Being completely on my own in that beautiful part of the world gave me time to do things like deliver a meal in the evenings after school to a good “friend of the house.” He was elderly, in his mid-90s, but always dressed snappy, and it was only after a couple of our visits that he waved me goodbye all the way down the hall of his apartment building, saying farewells until I got in the elevator and was gone. Those were special evenings, when Chuck would tell me the story of his life and career, which began with him picking dates on a farm in Palm Springs and led ultimately to his founding of a little hardware store in Sonoma County that he called Williams-Sonoma.
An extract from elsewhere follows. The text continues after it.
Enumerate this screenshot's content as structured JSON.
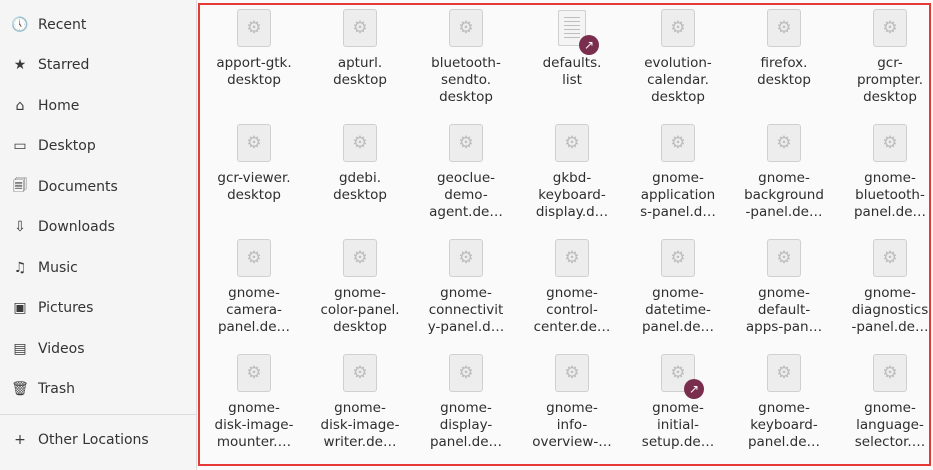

I don’t eat a date, a favorite of the Lebanese, without thinking of him and the masterful, fascinating life he’d led.

If I could have just extended that dreamy California existence so that it would never end, I would have. But end it did (I couldn’t see living so far from my tight-knit Lebanese clan), and while I didn’t know precisely where I would land when it was done, I did know it would have to be a place where I could settle in, let my mind wander, and concentrate on the Lebanese food blog I was getting set to launch.


Recipe: Warm Dates with Almonds and Lime Zest

It didn’t take long for me to realize that Northern Michigan was my destiny, a place that had in its own way been preparing me to come back and bask in its glow from early on. When I arrived for this next chapter, it was summer, and I was reminded how our pure Michigan has its own glory not so unlike Northern California—and not so unlike Lebanon, as I’ve been told by my many immigrant relatives—but even better for being studded with my family, both current and in memory of years past. I found inspiration around every corner, and began putting the camera lens up to capture not just my food but also my remarkable surroundings for readers of my blog.

Happily, our family’s Main Street kitchen is white all over, with three big, old-fashioned paned windows above the sink. The windows are so dear to me that I put the same exact style above the sink in my own house now. I might actually even miss the leaky winter chill those old windows frosted my mom’s kitchen with, prompting me at times to turn on the oven and open its door to swirl the kitchen with a little warmth as I work.

Mom keeps a fuchsia geranium on the kitchen windowsill all year long. Miraculously, no matter how many months it has gone without water, it still bears pink petals and green leaves. That unsuspecting flower kept me company during the quiet months I’ve spent here, watching over me in my deep creative world (and yes, my blood, sweat, and tears) as I’ve worked at perfecting one traditional Lebanese dish after another and developing my fresh takes on those, using classic ingredients (like flower waters, bulgur, and our hallmark herb, mint) in new ways—and writing the stories that are what I consider the most important ingredient in what I do.

Years ago my brother Chris gave me a book called Writers’ Houses. It’s filled with the evocative homes and places where writers live and do their work. I’ve often thought of the house on Main Street as my own writerly house—and the kitchen as my own writer’s kitchen—even though I hardly put a word on paper there until the last few years. Dad is gone too long now, and there hasn’t been a full-on family Christmas Up North in ages, but my seat in the lap of this place keeps the stories coming like a platter of Mom’s Lebanese cookies, sweets so abundant it seems as though they’ll never be all gone.rose-water-orange-blossoms

Maureen Abood is the author of Rose Water & Orange Blossoms: Fresh and Classic Recipes from my Lebanese Kitchen (Running Press 2015), and her blog by the same name at

These recipes are featured in the December 2015 issue of Traverse, Northern Michigan’s Magazine.
Get your copy here! 

More Northern Michigan Holiday Recipes & Ideas

Photo(s) by Jason Varney